I've tried to find a way to illustrate this to people through the last few years, as the D100 is my third digital camera, and each has cost more than $1,000. Ken Rockwell, a professional photographer who uses both formats, perhaps sqaid it best in his essay on film versus digital phgotography. Read the whole article at his fine web site:
Friday, December 17 2004 @ 12:45 PM EST Contributed by: charles Views: 11
Here's a tidbit of science for you: if an atom were the size of a huge cathedral, then the electrons would be dust particles floating around at all distances inside the building, while the nucleus, or center of the atom, would be smaller than a sugar cube.
Therefore, in between, there is nothing -- so everything (matter) is nearly nothing (empty space.)
Monday, December 13 2004 @ 12:25 PM EST Contributed by: Admin Views: 59
C'mon, admit it, you've probably felt this way at least once
Every Who Down in Who-ville
Liked Christmas a lot...
But the Grinch,
Who lived just North of Who-ville,
The Grinch hated Christmas! The whole Christmas season!
Now, please don't ask why.

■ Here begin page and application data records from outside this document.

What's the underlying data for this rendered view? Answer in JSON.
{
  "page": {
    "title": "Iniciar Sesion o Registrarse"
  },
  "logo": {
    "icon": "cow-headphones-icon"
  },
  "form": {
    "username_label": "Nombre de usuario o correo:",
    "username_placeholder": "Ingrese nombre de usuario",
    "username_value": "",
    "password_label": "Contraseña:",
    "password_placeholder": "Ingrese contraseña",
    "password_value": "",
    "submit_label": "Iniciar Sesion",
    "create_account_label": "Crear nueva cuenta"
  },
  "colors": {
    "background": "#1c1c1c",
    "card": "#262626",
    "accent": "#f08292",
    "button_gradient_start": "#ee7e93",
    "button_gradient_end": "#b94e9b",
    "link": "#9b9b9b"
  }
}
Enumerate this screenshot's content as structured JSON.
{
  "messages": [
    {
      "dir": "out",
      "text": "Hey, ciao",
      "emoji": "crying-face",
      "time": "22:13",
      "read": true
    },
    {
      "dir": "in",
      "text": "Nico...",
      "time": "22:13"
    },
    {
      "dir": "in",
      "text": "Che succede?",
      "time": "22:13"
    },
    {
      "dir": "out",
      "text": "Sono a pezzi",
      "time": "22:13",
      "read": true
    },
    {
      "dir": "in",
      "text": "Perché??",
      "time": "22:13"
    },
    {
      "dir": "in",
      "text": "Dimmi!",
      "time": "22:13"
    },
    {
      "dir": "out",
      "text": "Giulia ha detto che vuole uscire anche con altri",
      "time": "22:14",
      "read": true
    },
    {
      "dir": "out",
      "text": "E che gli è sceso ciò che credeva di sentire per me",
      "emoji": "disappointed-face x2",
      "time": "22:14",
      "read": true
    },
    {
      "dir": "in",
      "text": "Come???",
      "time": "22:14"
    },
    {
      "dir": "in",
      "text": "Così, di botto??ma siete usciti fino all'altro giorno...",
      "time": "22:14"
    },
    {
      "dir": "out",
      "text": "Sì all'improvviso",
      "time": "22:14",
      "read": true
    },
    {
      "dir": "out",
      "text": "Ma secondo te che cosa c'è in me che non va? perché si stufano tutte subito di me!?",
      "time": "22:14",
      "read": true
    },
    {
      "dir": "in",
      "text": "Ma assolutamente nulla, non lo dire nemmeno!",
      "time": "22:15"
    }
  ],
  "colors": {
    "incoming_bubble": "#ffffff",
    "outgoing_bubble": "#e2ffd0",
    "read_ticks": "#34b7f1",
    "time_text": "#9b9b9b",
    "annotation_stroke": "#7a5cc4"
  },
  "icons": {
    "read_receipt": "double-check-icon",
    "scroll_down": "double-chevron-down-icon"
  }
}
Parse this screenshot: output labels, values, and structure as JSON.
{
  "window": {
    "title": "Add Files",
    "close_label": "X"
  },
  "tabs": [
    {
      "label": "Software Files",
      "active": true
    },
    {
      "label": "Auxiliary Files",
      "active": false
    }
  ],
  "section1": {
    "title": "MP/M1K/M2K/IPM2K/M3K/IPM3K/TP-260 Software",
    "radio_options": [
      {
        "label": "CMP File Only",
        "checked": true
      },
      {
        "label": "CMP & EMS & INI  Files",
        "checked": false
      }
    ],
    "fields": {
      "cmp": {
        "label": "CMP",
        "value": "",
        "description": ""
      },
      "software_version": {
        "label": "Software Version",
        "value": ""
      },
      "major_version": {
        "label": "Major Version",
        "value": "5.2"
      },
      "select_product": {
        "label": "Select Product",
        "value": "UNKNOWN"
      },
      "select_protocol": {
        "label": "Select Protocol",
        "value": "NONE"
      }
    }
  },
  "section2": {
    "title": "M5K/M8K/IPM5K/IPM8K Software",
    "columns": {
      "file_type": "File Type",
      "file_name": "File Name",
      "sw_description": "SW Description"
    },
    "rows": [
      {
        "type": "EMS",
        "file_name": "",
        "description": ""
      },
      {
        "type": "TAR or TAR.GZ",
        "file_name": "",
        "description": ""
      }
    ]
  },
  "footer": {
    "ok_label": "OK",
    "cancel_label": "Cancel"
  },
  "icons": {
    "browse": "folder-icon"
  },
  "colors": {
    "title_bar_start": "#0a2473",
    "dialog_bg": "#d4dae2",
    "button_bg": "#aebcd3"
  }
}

No one quite knows the reason.
It could be that his head wasn't screwed on quite right.
It could be, perhaps, that his shoes were too tight.
But I think that the most likely reason of al
May have been that his heart was two sizes too small.
Whatever the reason,
His heart or his shoes,
He stood there on Christmas Eve, hating the Whos,
Staring down from his cave with a sour, Grinchy frown
At the warm lighted windows below in their town.
For he knew every Who down in Who-ville beneath
Was busy now, hanging a mistleoe wreath.
"And they're hanging their stockings!" he snarled with a sneer.
"Tomorrow is Christmas! It's practically here!"
Then he growled, with his grinch fingers nervously drumming,
"I MUST find a way to keep Christmas from coming!"
I must say that I am disappointed that the major TV networks have forgotten my favorite Christmas cartoon, and it's the one I looked forward to the most even as a young kid. I guess I knew that Charlie Brown was smarmy even back then.
But the Grinch? Oh, the Grinch was pure. He did what he did, and he made you laugh. Best of all, Tony the Tiger sang the song "You're a Mean One, Mr. Grinch." (Bet you didn't know that...)